→ **Task to carry out**
Locate every line below that contains the word "align" and copy it.

→ **Extracted records**
- Opening Delimiter -

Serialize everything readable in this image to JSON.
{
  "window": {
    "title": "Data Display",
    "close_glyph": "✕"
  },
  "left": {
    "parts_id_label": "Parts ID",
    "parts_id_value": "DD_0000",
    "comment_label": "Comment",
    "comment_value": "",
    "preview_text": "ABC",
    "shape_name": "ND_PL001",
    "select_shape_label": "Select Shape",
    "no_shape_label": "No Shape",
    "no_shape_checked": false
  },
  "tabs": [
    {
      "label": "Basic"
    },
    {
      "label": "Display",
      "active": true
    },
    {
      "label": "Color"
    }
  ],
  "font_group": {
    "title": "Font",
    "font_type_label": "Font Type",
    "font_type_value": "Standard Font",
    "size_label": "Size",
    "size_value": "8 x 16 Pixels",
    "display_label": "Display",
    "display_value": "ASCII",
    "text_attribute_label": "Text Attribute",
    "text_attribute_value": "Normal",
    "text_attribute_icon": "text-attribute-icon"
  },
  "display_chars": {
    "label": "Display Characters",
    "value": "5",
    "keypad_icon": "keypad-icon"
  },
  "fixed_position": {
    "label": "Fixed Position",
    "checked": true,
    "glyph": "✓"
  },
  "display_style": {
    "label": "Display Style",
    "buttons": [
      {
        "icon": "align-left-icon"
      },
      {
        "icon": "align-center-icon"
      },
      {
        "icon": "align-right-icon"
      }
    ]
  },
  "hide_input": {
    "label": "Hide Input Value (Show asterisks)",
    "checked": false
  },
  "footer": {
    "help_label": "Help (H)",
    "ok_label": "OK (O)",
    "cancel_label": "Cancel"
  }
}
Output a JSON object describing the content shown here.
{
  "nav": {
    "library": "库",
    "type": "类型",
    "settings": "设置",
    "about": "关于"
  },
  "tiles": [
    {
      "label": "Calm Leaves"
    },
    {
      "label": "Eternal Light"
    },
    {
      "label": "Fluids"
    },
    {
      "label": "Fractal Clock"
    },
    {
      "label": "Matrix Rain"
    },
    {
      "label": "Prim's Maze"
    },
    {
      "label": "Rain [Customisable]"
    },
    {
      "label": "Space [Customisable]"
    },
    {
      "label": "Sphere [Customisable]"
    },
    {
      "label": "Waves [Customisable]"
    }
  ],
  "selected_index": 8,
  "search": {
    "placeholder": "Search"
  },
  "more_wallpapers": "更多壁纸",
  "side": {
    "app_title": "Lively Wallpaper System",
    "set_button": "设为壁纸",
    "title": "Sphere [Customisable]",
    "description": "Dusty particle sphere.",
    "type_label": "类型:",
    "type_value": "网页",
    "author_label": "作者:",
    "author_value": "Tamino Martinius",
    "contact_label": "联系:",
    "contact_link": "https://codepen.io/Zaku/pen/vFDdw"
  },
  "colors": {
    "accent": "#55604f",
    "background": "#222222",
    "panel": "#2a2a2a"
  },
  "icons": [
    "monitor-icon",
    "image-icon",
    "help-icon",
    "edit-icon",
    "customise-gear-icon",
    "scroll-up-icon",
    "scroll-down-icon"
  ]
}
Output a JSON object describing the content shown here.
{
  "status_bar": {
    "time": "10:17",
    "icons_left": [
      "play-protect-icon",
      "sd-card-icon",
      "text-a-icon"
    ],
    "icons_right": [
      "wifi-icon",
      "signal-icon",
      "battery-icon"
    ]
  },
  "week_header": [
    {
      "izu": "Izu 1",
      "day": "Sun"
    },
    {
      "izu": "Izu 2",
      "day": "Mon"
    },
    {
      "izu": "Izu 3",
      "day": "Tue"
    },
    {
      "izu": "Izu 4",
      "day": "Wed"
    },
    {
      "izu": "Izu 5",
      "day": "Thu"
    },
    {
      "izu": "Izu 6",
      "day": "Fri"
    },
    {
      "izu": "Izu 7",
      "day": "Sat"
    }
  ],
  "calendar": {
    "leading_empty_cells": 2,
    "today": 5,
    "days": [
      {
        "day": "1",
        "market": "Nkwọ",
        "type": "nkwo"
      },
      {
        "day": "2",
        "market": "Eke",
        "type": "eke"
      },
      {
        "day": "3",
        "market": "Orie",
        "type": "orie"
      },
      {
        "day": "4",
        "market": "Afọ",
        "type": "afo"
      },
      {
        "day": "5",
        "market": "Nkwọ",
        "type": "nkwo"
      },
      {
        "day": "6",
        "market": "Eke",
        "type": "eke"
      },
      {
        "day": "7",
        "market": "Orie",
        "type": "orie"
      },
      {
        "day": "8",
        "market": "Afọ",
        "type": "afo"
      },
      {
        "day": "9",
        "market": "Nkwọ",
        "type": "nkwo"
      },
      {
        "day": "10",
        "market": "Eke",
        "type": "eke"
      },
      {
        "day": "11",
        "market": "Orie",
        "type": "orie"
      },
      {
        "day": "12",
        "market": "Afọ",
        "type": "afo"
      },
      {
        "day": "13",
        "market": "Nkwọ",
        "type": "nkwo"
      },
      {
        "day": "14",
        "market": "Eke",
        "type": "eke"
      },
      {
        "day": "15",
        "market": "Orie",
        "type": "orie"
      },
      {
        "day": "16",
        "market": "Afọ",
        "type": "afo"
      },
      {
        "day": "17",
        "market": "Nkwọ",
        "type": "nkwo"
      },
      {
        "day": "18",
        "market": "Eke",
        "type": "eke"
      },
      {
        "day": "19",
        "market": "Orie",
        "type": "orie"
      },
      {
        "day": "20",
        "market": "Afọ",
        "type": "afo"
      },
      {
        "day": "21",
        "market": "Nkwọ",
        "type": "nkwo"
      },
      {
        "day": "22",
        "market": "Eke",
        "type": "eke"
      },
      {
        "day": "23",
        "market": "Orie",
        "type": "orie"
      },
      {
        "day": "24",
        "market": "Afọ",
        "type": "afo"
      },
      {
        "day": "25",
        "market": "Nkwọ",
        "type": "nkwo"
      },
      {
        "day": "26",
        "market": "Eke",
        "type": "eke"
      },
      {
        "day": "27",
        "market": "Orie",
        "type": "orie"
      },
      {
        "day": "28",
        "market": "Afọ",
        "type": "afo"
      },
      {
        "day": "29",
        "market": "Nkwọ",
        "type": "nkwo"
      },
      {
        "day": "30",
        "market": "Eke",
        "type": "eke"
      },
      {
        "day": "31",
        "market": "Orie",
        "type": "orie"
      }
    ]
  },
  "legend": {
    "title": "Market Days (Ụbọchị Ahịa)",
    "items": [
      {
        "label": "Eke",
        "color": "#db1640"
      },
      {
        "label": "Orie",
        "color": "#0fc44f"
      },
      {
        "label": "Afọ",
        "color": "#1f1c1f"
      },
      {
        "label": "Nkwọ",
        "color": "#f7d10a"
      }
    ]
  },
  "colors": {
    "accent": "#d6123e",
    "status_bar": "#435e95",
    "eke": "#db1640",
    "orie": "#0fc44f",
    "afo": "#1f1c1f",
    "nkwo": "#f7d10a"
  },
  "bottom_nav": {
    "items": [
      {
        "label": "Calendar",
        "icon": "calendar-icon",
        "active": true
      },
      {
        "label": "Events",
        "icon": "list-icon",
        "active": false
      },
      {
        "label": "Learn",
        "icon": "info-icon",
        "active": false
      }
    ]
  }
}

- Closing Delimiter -

→ **Reply**
        "icon": "align-left-icon"
        "icon": "align-center-icon"
        "icon": "align-right-icon"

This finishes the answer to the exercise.